Tucker: One other aspect to these pension funds going direct is that they have a lower return threshold than your typical private equity group. They’re trying to match their obligations with their investments and, if they can achieve a net 11-12% IRR on their investment and they have a 7% to 8% corresponding liability (long-term liability) on the other side of the balance sheet, that works for them, so they can get really aggressive in some of these deals.
Snow: Of course, in an already competitive deal market, if you are a private equity firm bidding for the same asset against a low-cost of capital Canadian pension, it must be a little disheartening that you probably can’t get to where you want to get with your own projected returns, which need to be higher.
Tucker: It makes it tough for them to play, for sure.
Flanders: Another theme to follow on is the interest within the infrastructure energy environment that you touched on briefly. Within the LP community, there’s certainly interest in getting access to deals that potentially have access to deals that have longer cash flows, earlier distributions, and that’s something you would find in the infrastructure, maybe more mature energy environment.
Snow: There reportedly is a take-private deal for Nordstrom taking place where Leonard Green and Associates, the Los Angeles private equity firm, would partner with the family that controls Nordstrom to take it public. Presumably, this would be to reposition it out of the public eye. What’s interesting about the reported deal, Mike?
Fanelli: There’s going to be a lot of things behind the scenes.

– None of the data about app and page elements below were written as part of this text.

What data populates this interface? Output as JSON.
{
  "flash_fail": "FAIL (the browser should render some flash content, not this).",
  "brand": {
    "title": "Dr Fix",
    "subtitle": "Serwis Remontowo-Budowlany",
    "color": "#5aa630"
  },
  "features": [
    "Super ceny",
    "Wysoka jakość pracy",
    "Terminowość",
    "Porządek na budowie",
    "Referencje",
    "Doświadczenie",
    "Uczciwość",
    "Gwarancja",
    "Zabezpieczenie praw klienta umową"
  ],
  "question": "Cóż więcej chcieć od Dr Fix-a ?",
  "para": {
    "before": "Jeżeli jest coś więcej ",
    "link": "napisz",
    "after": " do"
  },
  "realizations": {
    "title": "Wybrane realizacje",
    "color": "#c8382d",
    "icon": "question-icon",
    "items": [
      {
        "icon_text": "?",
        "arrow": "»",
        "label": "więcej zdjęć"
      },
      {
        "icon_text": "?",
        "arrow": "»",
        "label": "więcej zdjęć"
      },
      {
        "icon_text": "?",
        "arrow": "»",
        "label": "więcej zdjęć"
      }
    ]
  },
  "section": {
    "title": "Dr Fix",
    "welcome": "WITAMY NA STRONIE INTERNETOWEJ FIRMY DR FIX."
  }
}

That it’s not just going to be brick-and-mortar retail. They need to fully integrate the digital transformation of the business to make it more profitable, which may potentially be smaller in the near-term with future growth prospects on the horizon, and it’s easier to do that outside of the public eye.
They’re having difficulties financing the deal. When you’re talking about a leveraged buyout transaction of a company that might be on the decline in the near-term to then grow in the future, it’s very difficult to get the deal dynamics right and to get the right lenders at the table. So, that one’s a bit on the fritz right now.
Tucker: One thing we all need to keep in mind is that, for instance, in the take-private space, the number of public companies available to go private today is dramatically fewer than it was even three or five years ago. The number of publicly–traded securities out there has just, I think, declined by as much as 50%. So, a lot of the public-to-private deals that private equity groups have executed in the last three to five years—their universe is getting smaller.
Snow: What’s amazing to me is that Leonard Green and Associates still has an appetite to go after a traditional retailer. They were the owner, or are the owner, of Sports Authority, which went bankrupt. So, what do you think gives them the confidence that they can turn around this traditional retailer that is probably getting hammered by Amazon and all the other forces that are hammering traditional retail?
Fanelli: I think they see a family-run business—the Nordstrom family has run that business for years—that has a great brand and a great name. They probably see value. Maybe there are some real estate plays there. Maybe there’s some financial transformation there, so I think there still is a play there. It’s just a matter of whether they can get it done with the right differential between equity and debt.
Flanders: Retail is probably one of the few sectors where you can actually find an asset at a discount, so that may be in play when they’re looking in the retail sector. Even given some of the missteps they’ve had prior in the retail sector.